Shadow of ‘Golfgate’ still looms six months on
Two politicians are to face charges over alleged breaches of Covid-19 regulations
Eighty-one people attended a dinner at the Station House Hotel following the golf event
Oireachtas Golf Society events rarely received much attention prior to August 2020.
They were a chance for sitting politicians to kick back away from the cut and thrust of battle in Leinster House and a way for retired TDs and senators to stay in touch with old friends.
But previous meet-ups did not take place against the backdrop of a global pandemic and tough restrictions on numbers at funerals and weddings.
Six months on from the golf dinner at the Station House Hotel in Clifden, Co Galway on August 19th, the event continues to cast a shadow over those who were there.
Eighty-one people attended the event and a room divider split the space in two but it took place at a time when Covid-19 restrictions limited indoor gatherings to 50 people.
News of the dinner prompted claims that it breached either the letter or spirit of the law and whipped up public anger at the attendees.
The Garda investigated the event and the storm clouds are back as two politicians – Independent TD Noel Grealish, captain of the Oireachtas Golf Society, and former TD and senator Donie Cassidy, president of the society – are to face charges over alleged breaches of Covid-19 regulations.
Two other people facing charges are understood to be based in Galway and helped the Oireachtas society organise the dinner.
The argument over whether or not Covid-19 regulations were breached will play out in the District Court later this year.
Mr Cassidy last year apologised “unreservedly” on behalf of the society, and said “it was not our intention to disregard Government or health authorities’ advice”. This week he said he had not yet received the court summons but said he would be mounting a vigorous defence.

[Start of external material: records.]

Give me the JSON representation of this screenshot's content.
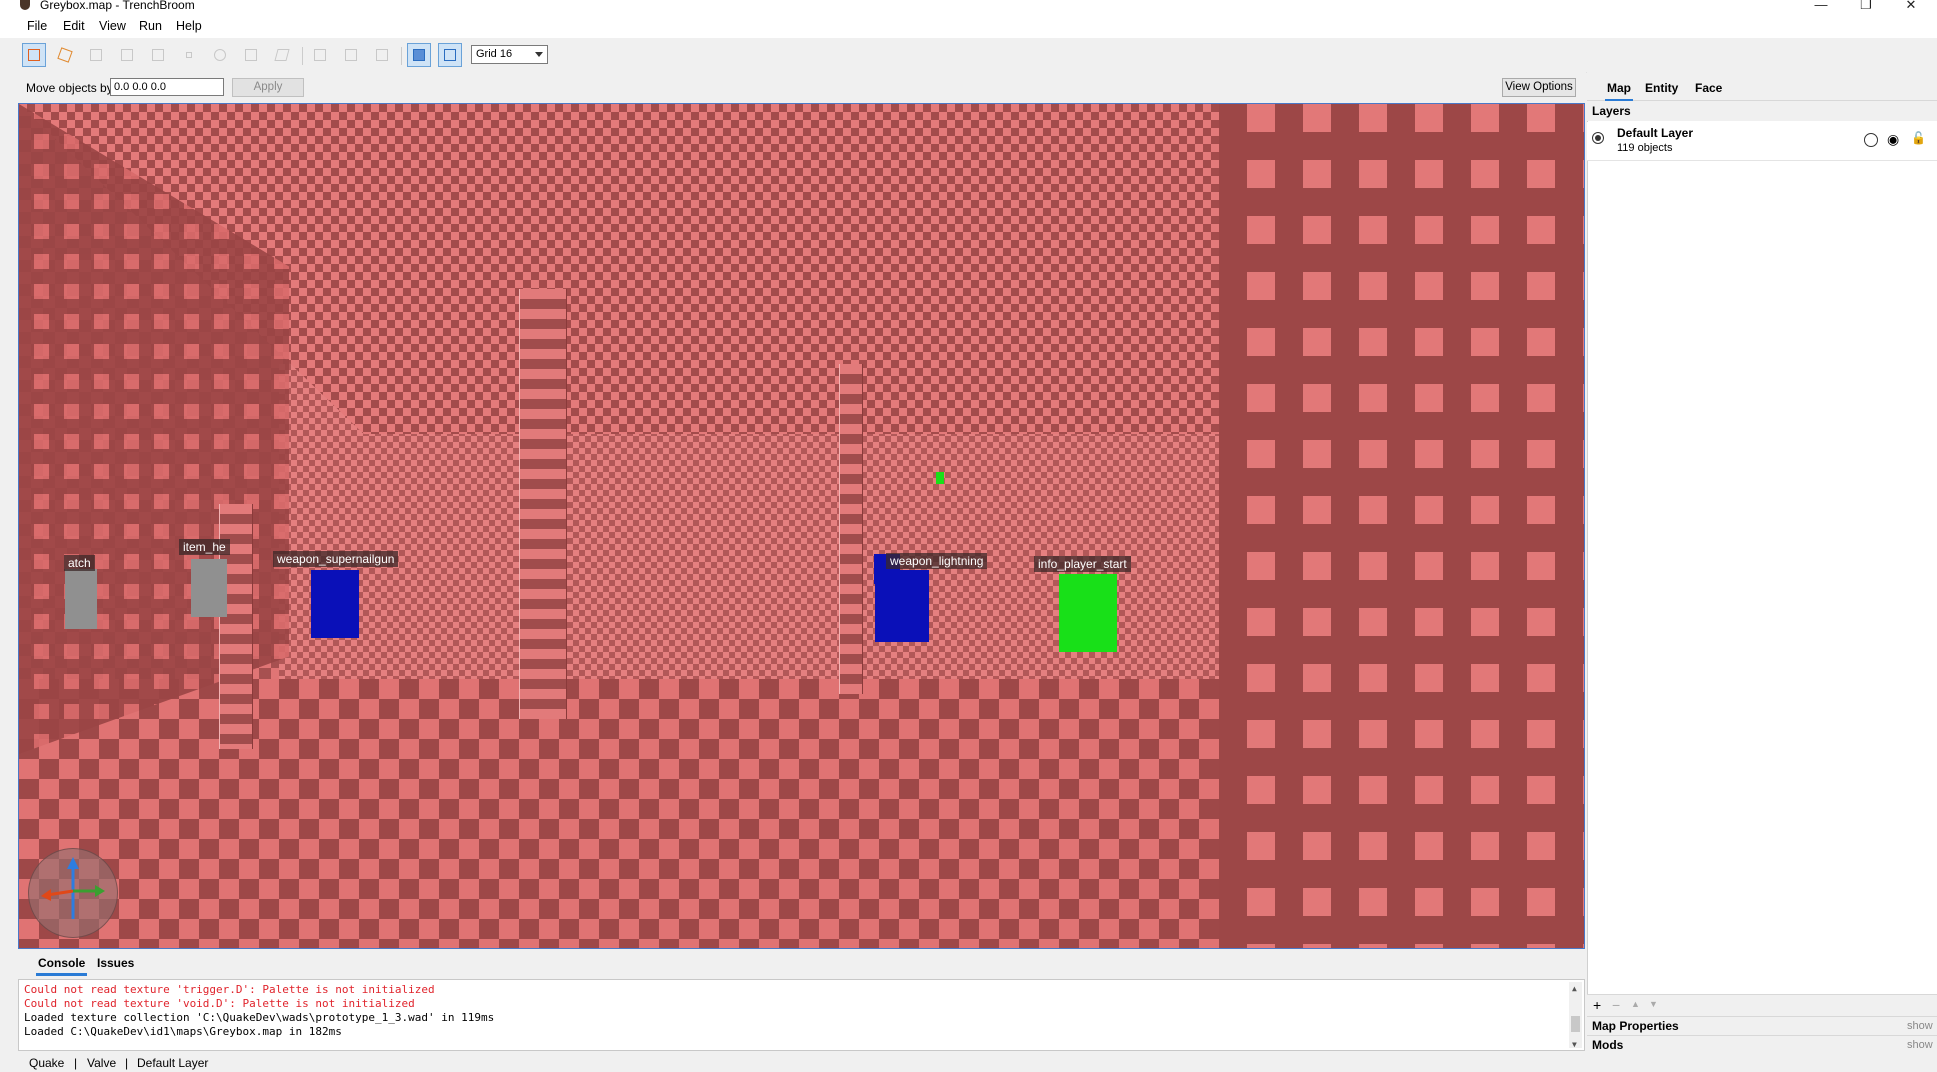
{
  "window": {
    "title": "Greybox.map - TrenchBroom",
    "minimize_icon": "minimize-icon",
    "maximize_icon": "restore-icon",
    "close_icon": "close-icon"
  },
  "menu": [
    "File",
    "Edit",
    "View",
    "Run",
    "Help"
  ],
  "toolbar": {
    "grid_value": "Grid 16"
  },
  "movebar": {
    "label": "Move objects by",
    "value": "0.0 0.0 0.0",
    "apply_label": "Apply",
    "view_options_label": "View Options"
  },
  "viewport": {
    "entities": [
      {
        "label": "weapon_supernailgun",
        "color": "#0a10b8"
      },
      {
        "label": "weapon_lightning",
        "color": "#0a10b8"
      },
      {
        "label": "info_player_start",
        "color": "#18e018"
      },
      {
        "label": "item_he",
        "color": "#909090"
      },
      {
        "label": "atch",
        "color": "#909090"
      }
    ]
  },
  "console": {
    "tabs": [
      "Console",
      "Issues"
    ],
    "lines": [
      {
        "text": "Could not read texture 'trigger.D': Palette is not initialized",
        "level": "error"
      },
      {
        "text": "Could not read texture 'void.D': Palette is not initialized",
        "level": "error"
      },
      {
        "text": "Loaded texture collection 'C:\\QuakeDev\\wads\\prototype_1_3.wad' in 119ms",
        "level": "info"
      },
      {
        "text": "Loaded C:\\QuakeDev\\id1\\maps\\Greybox.map in 182ms",
        "level": "info"
      }
    ]
  },
  "statusbar": {
    "game": "Quake",
    "sep": "|",
    "format": "Valve",
    "layer": "Default Layer"
  },
  "rightpanel": {
    "tabs": [
      "Map",
      "Entity",
      "Face"
    ],
    "layers_title": "Layers",
    "layer": {
      "name": "Default Layer",
      "count": "119 objects"
    },
    "footer_buttons": [
      "+",
      "−",
      "▲",
      "▼"
    ],
    "map_properties": {
      "label": "Map Properties",
      "action": "show"
    },
    "mods": {
      "label": "Mods",
      "action": "show"
    }
  }
}
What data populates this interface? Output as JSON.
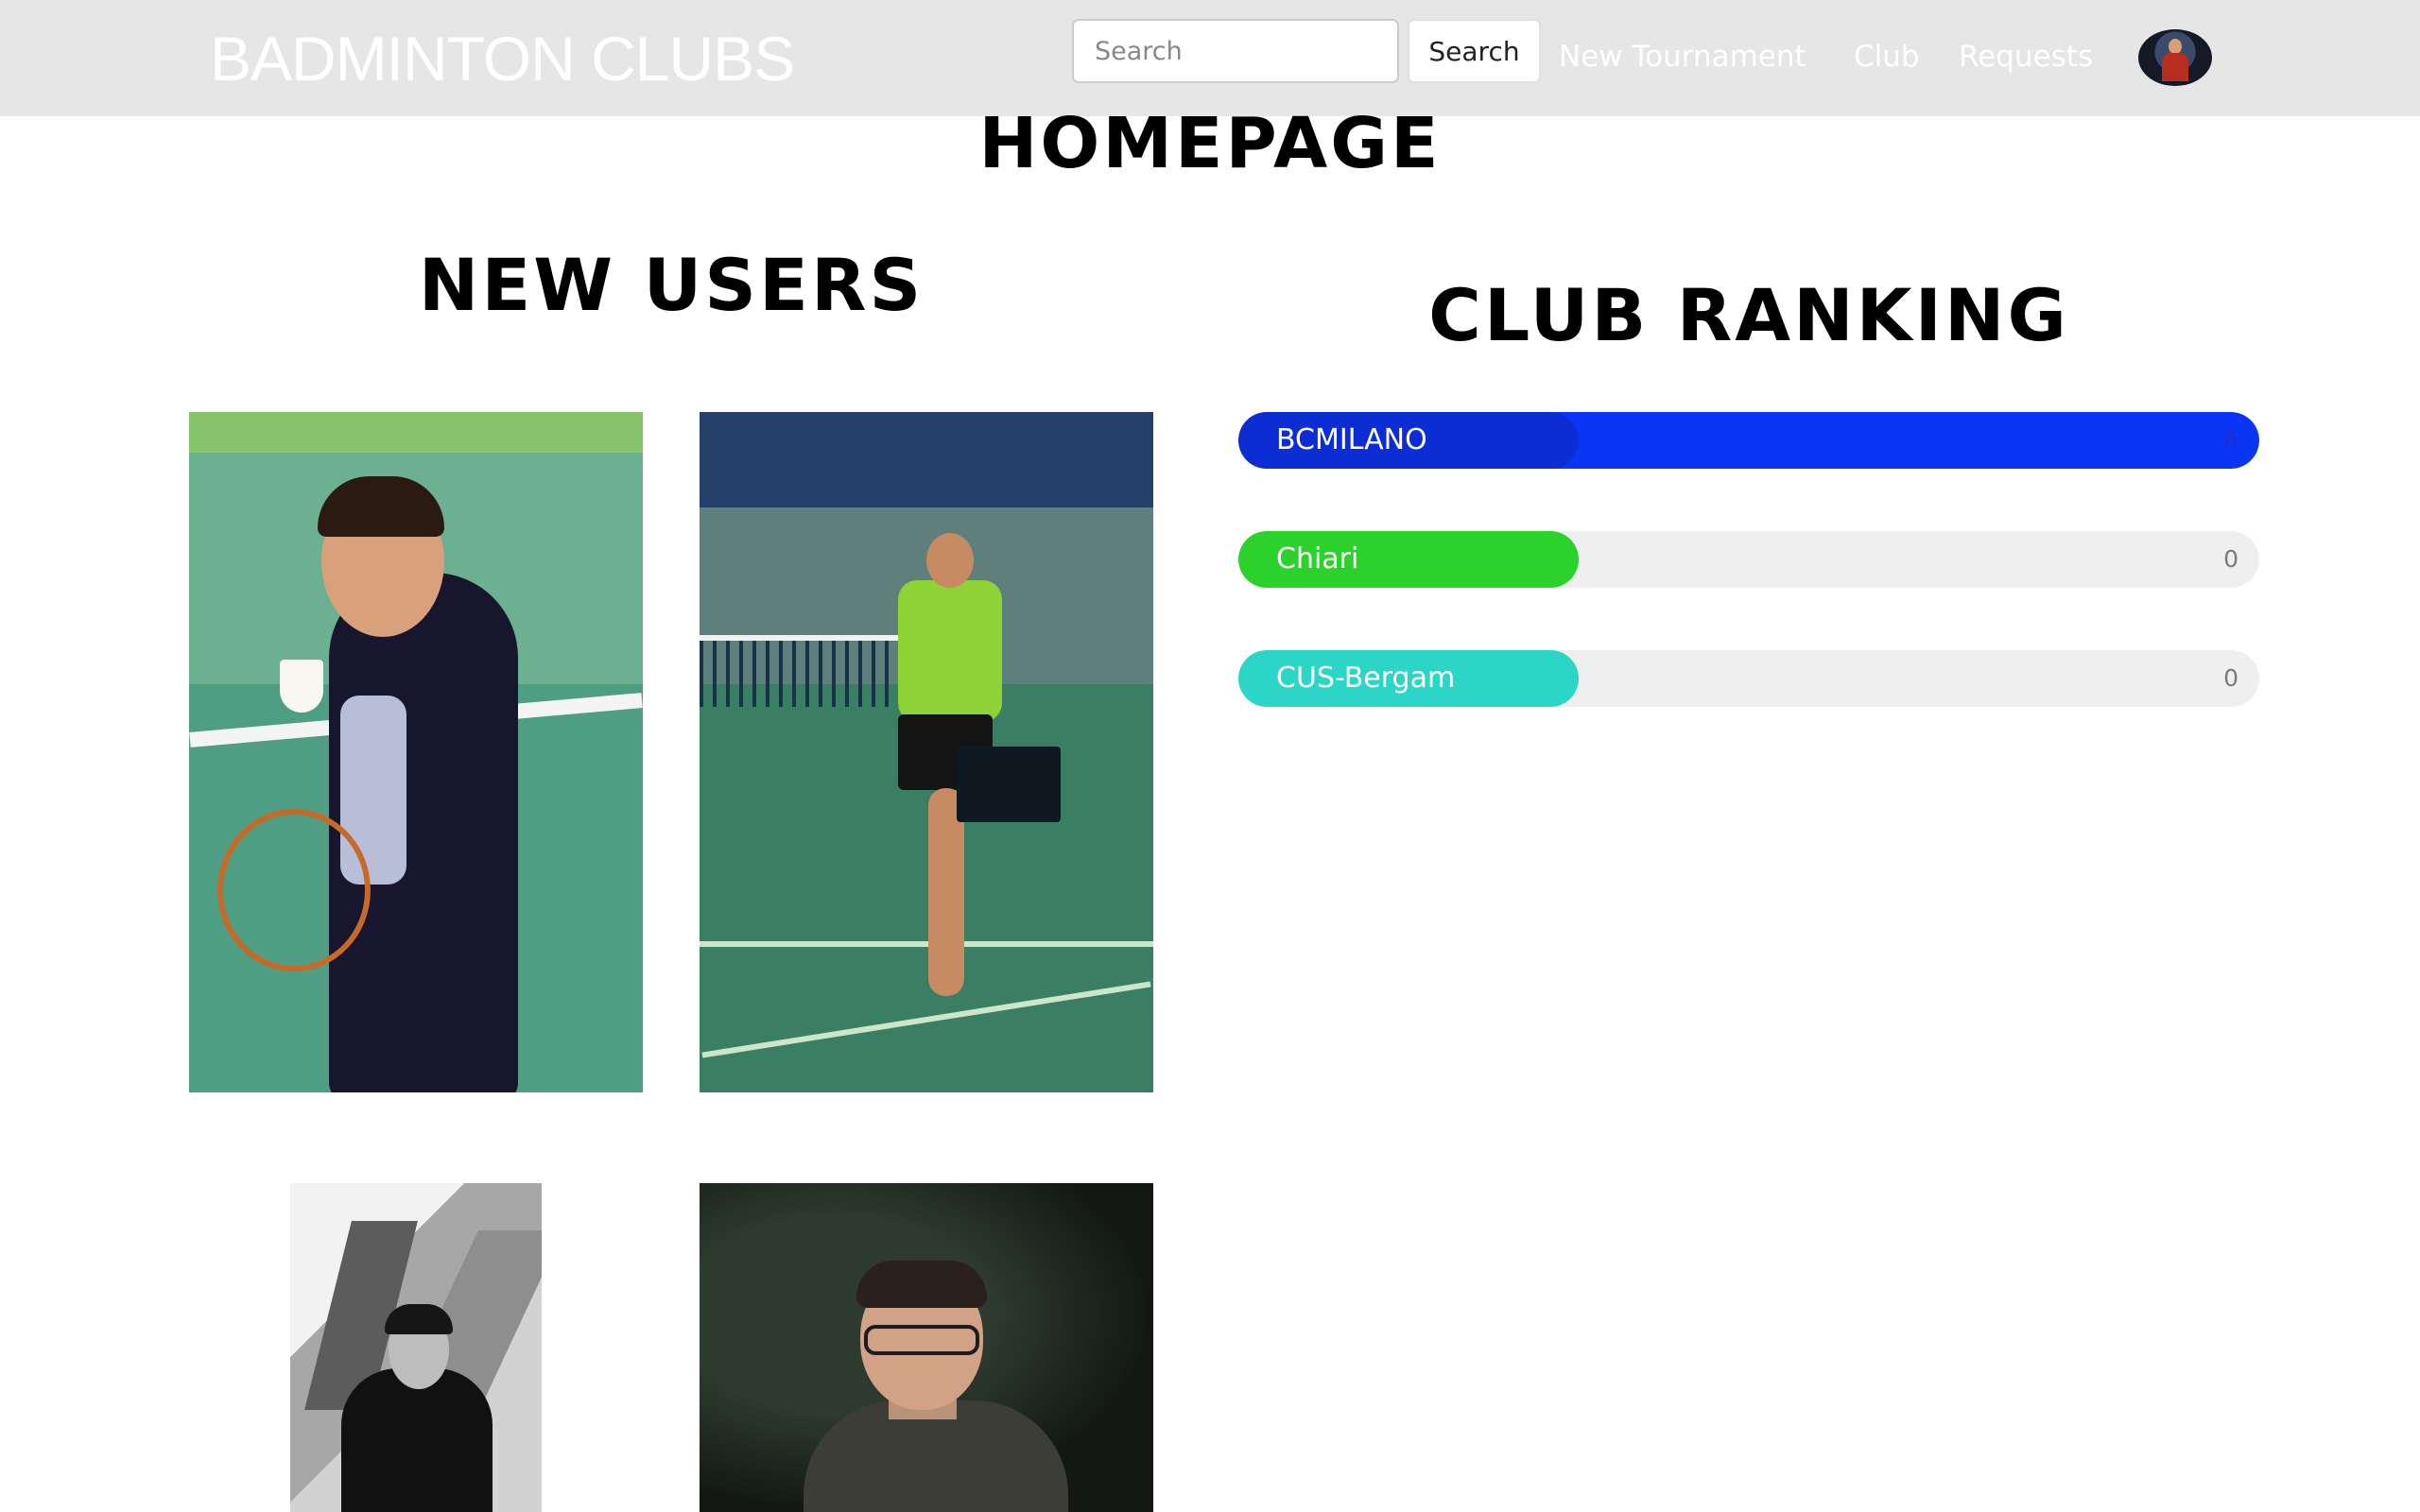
{
  "navbar": {
    "brand": "BADMINTON CLUBS",
    "search_placeholder": "Search",
    "search_button": "Search",
    "links": {
      "new_tournament": "New Tournament",
      "club": "Club",
      "requests": "Requests"
    }
  },
  "page": {
    "title": "HOMEPAGE"
  },
  "new_users": {
    "title": "NEW USERS"
  },
  "club_ranking": {
    "title": "CLUB RANKING",
    "max_value": 6,
    "clubs": [
      {
        "name": "BCMILANO",
        "value": "6",
        "bar_color": "#0b35f5",
        "label_color": "#0d2dd4"
      },
      {
        "name": "Chiari",
        "value": "0",
        "bar_color": "#2bd22b",
        "label_color": "#2bd22b"
      },
      {
        "name": "CUS-Bergam",
        "value": "0",
        "bar_color": "#2bd6c6",
        "label_color": "#2bd6c6"
      }
    ]
  }
}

Mr Grealish did not respond to requests for comment.
Regardless of the outcome of the future court proceedings, there have been lasting repercussions for those who attended the dinner.
Then minister for agriculture Dara Calleary resigned his position, as did European commissioner Phil Hogan.
Former attorney general Séamus Woulfe was also there and he was embroiled in the controversy at the beginning of his new role as a judge of the Supreme Court, to which he had been appointed in July.
Six Senators – three from Fianna Fáil and three from Fine Gael – lost their respective party whips for almost five months due to their attendance.
The Irish Times understands that none of those who attended the dinner were ever under Garda investigation, except for the organisers.
One political attendee, speaking on the basis of anonymity, said the last six months have been “bloody hard”.
People still make comments that can “cut deep” and the online backlash has been “crazy”, he said.
Perhaps less seriously “smart alecs” continue to make jibes like asking the politician “how’re you fixed for a game of golf?”.
He noted that Irish people who booked dental appointments in Tenerife as a cover for going on holidays get coverage in the media but it’s “gone the next day”. He said he appreciates that politicians are public figures but the long-lasting focus on “Golfgate” in comparison is “frustrating”.
He said he regrets going and added: “I swear I walked into that room not realising what was going to happen . . . As far as I was concerned everything had been done to meet the rules as they stood.”
Also speaking anonymously, a different political figure who was there predicted there could be further six months of attention on Golfgate depending on when the court proceedings take place.
Fianna Fáil Senator Niall Blaney said he had gone to the event in August to “switch off for a couple of days”. He said: “I didn’t go there in any way to cause upset and I realise it caused an awful lot of upset.”
He said he apologised at the time and “I’m sorry about the whole event”. Mr Blaney said he has been on the receiving end of online abuse, but added: “people have been suffering a lot more than I have and I’m in no position to complain about it”.
“I just want to get on with my job and do it as effectively as I can”
Mayo TD Mr Calleary was the first to resign over the Golfgate affair.
On Friday, he said that if he could “wind back the clock” he would not have attended the dinner, adding: “I made a stupid, stupid mistake”.
He told RTÉ Radio One he knew early on he needed to resign.
Mr Calleary, who, incidentally, does not play golf, said he was there to offer tribute to the late former TD and MEP Mark Killilea. Several members of the Killilea family attended the dinner, which honoured Mr Killilea.
Mr Calleary was asked what it was like to be a “lightning rod” in the aftermath of the dinner, and he replied: “It was incredibly difficult. I never tried to hurt people . . . or anger people”. He also said: “What I went though in those days is nothing compared to where so many people are in terms of Covid.”
Mr Calleary said he did not know if he will ever be a minister again but he would “love to be” and retains that ambition.
The length of time the fallout from Golfgate persists will have a bearing on whether or not that ever happens.